He thought he had been on the right track and counted along the re re payments while he began their training job.

Around four to five years later on, Trent’s loans had been switched to a loan servicer that is new. It had been a good time and energy to check out the status, he thought.

‘I am shattered at the period. ’ Trent Givens

“They let me know I haven’t any re re payments towards program, and I also have always been shattered at that point, ” Trent recalled. The re re re payments he previously been making weren’t from the proper track towards forgiveness, they stated. Trent penned letters to his agent and President Barack Obama, demanding responses. The reactions stated he would have to be on a specific plan that is income-based.

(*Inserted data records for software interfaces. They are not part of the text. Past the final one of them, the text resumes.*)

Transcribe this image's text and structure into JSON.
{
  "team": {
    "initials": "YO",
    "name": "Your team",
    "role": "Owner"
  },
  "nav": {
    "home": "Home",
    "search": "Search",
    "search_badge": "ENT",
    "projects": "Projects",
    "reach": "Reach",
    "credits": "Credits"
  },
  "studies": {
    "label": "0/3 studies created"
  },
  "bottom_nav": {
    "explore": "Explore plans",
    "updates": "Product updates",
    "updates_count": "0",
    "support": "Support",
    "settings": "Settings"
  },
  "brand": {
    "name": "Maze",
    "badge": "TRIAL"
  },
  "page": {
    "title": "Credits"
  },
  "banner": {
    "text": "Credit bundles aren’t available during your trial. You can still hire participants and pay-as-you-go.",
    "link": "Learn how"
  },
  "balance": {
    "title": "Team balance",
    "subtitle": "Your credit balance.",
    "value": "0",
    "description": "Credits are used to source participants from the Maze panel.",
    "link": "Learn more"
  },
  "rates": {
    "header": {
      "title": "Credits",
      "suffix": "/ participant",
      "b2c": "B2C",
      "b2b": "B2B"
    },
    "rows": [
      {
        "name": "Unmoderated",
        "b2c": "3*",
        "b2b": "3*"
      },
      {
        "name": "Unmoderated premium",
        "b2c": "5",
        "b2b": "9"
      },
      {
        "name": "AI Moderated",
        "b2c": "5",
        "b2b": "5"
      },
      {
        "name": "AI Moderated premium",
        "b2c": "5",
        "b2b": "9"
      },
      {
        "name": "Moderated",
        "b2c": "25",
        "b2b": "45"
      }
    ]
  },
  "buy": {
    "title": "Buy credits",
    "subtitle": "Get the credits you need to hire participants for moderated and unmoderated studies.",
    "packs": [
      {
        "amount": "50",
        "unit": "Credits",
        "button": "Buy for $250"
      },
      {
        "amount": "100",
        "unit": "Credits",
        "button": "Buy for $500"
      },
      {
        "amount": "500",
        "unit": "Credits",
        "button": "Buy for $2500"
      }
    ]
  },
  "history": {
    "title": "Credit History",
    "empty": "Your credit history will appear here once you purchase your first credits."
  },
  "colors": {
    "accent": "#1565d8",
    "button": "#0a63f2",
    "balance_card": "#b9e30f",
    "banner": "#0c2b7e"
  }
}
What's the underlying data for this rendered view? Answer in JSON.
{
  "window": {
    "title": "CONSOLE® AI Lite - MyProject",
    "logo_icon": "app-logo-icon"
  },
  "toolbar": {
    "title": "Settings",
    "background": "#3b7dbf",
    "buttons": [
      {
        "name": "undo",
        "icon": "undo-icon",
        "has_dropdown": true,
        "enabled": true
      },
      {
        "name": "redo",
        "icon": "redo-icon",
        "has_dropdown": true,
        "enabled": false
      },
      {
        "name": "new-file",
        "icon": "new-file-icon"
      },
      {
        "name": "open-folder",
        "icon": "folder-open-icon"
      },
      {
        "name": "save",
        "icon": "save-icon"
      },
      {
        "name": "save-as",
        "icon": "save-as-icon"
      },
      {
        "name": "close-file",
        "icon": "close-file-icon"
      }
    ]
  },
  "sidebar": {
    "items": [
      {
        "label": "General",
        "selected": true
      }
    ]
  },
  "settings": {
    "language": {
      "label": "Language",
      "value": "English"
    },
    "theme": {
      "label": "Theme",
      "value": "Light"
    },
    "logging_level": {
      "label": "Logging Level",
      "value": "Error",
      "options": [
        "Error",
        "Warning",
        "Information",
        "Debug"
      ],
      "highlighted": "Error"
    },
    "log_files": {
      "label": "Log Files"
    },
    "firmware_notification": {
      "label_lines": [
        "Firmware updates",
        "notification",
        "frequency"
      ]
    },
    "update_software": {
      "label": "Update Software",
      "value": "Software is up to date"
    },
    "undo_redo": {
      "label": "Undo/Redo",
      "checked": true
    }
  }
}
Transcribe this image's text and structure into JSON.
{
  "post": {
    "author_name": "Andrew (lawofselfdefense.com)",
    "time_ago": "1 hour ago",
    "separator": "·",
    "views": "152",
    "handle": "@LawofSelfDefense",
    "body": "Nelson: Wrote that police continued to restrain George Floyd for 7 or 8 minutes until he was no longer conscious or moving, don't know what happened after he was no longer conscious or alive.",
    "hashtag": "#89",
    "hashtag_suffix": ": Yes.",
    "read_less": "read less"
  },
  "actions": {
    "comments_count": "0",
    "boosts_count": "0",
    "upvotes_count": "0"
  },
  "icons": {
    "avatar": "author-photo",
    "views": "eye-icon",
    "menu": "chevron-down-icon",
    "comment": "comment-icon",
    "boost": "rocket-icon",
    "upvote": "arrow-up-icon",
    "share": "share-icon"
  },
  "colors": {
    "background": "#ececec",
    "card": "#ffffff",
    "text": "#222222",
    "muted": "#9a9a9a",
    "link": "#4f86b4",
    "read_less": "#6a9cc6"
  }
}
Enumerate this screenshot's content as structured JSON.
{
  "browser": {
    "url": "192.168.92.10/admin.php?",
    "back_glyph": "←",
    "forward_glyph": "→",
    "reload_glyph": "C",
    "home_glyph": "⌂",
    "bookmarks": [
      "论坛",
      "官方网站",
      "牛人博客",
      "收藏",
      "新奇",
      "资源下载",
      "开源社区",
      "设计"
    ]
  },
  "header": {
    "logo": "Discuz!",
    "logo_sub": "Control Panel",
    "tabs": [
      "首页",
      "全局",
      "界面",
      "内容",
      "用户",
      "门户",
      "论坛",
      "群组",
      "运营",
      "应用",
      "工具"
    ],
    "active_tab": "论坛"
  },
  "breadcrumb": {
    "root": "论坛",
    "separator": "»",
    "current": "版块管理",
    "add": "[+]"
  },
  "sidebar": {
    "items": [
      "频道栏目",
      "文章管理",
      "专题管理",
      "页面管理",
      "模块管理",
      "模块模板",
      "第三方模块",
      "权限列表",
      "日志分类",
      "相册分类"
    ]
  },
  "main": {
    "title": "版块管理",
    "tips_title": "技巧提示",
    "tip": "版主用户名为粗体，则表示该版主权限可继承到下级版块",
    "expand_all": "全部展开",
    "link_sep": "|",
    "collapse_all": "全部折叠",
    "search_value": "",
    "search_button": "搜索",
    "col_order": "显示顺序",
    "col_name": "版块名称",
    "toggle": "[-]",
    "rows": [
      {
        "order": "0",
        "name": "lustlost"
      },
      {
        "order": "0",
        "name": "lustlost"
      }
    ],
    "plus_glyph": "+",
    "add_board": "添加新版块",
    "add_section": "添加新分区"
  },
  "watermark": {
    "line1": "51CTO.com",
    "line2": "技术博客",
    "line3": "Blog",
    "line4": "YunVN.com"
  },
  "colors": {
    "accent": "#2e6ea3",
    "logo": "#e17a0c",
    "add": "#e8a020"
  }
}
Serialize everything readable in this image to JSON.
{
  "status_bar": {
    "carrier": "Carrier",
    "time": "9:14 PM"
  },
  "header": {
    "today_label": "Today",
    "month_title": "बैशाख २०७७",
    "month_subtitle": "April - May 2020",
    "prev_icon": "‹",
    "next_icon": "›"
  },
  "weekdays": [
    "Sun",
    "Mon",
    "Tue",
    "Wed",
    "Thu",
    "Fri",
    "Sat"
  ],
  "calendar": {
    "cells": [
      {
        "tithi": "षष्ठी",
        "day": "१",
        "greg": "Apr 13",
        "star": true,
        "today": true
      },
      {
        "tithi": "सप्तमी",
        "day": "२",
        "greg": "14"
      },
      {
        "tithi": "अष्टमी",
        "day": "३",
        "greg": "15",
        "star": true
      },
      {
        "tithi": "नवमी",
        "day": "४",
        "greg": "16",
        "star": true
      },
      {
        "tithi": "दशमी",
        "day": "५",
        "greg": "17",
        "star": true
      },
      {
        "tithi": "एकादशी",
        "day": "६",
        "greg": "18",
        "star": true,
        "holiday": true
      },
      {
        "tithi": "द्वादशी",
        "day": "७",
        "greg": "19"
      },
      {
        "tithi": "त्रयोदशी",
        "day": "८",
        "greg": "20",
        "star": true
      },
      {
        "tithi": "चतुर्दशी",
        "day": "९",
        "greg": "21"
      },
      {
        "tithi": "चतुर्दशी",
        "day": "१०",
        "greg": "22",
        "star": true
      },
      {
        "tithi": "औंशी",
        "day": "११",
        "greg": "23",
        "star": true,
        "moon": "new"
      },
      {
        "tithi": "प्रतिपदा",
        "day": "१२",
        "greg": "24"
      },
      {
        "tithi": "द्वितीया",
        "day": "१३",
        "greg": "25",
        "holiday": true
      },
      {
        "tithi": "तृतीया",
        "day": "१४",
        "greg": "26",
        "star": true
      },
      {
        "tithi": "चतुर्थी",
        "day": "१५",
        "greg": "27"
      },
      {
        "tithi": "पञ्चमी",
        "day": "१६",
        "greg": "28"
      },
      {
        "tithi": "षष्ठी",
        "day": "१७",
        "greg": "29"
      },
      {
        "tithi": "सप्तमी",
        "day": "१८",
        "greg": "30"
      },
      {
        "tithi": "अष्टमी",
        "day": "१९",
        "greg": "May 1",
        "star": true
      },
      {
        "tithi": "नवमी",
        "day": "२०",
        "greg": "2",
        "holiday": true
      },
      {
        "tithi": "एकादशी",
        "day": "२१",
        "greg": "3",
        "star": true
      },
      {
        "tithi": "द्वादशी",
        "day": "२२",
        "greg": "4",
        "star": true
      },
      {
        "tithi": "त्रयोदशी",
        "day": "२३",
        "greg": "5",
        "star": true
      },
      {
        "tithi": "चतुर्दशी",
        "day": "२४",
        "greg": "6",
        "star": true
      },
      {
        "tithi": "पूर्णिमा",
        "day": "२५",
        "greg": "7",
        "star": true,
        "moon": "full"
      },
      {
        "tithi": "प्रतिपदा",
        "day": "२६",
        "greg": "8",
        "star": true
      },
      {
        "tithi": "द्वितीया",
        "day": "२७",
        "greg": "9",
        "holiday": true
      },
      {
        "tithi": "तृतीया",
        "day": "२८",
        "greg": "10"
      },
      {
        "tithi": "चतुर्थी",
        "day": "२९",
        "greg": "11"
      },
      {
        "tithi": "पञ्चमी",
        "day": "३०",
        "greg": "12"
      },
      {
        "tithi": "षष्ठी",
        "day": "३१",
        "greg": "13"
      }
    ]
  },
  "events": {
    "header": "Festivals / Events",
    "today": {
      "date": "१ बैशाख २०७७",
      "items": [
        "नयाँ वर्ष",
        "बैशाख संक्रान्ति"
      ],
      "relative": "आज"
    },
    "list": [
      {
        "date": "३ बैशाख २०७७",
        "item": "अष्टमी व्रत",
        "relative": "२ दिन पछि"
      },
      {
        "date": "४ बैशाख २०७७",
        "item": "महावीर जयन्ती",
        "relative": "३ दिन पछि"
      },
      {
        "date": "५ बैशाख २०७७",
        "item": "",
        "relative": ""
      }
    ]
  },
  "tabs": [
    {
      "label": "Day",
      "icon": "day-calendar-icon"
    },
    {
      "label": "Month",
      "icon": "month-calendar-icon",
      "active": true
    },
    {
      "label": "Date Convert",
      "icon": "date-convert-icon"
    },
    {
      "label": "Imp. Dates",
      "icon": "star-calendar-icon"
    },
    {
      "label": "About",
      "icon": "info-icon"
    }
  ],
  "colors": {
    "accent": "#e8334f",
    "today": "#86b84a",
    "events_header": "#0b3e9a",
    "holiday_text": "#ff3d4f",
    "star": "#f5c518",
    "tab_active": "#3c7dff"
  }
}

Therefore Trent stated he “swallowed their pride” and started over. Their brand new income-based payment plan shaved their monthly obligations from $475 to $225.

A wider issue

Trent is not alone. Other people have actually reported about being told these people were regarding the right track to financial obligation forgiveness, simply to learn which wasn’t the situation.

At A congressional that is recent hearing one new york public-school instructor testified, “I happened to be lied a number of times. Straight lied to, ” she stated of her loan servicer.

There are lots of legal actions pending that accuse the Education Department and loan servicers of deceptive borrowers and mismanaging this program. The training Department has insisted it is administering a program that is complicated the page regarding the legislation.

‘I think there’s large amount of grey area there in starting that folks struggled with. ’ — Trent Givens

Trent claims he knows where in actuality the legal actions and experts are coming from. “I think there’s large amount of grey area here in starting that folks struggled with. ”

Beginning once more

This past year, Trent learned about the Temporary Expanded Public provider Loan Forgiveness system. Lawmakers established this system to greatly help borrowers whom could have held it’s place in not the right re re payment plan — but applicants required a rejection through the initial Public provider Loan Forgiveness system before they are able to proceed with a software in the program that is temporary.

Therefore that’s just just what Trend did. He sent applications for the short-term system. From then on, he contacted their brand new servicer, FedLoan, 3 x to see if he place in sufficient payments yet.

Trent’s course ended up being complicated because he researched the forgiveness system and switched to brand brand brand new jobs in various college districts times that are several. That needed more paperwork about work official official official certification, on top of other things.

He told Somer she might be qualified because she worked in an educational college environment. He urged her to follow along with their idea: submit an application for the initial forgiveness plan, get refused and turn back again to submit an application for the plan that is temporary.

Somer’s been with Auburn University for many years, so her paperwork process had been great deal easier. It took her about 10 hours to amass all of the employment and taxation papers, she stated. Somer had her doubts about success, but nevertheless used with hands crossed in June.

There’s really only 1 thing that is changed

Somer had been “beyond cloud nine” whenever she received the approval. When she looked over her diplomas, she didn’t see financial obligation, she saw training, Somer recalled.

When Trent discovered of their approval, “all the headaches, heartbreak and paperwork reasoning we lost 5 years of re re re payments, that travelled out of the window. ”

Now the Givens are focusing on paying down a lot more than $3,000 in credit-card financial obligation and Somer’s personal education loan, which includes a stability of under $9,000.

Within the months in the future, they are going to spend down those debts, develop their cost cost savings together with cash due to their children’s college training.

They never ever lived extravagantly, and don’t have intends to alter that.

“Life actually hasn’t changed, just just what changed could be the quantity of history anxiety, ” Somer said.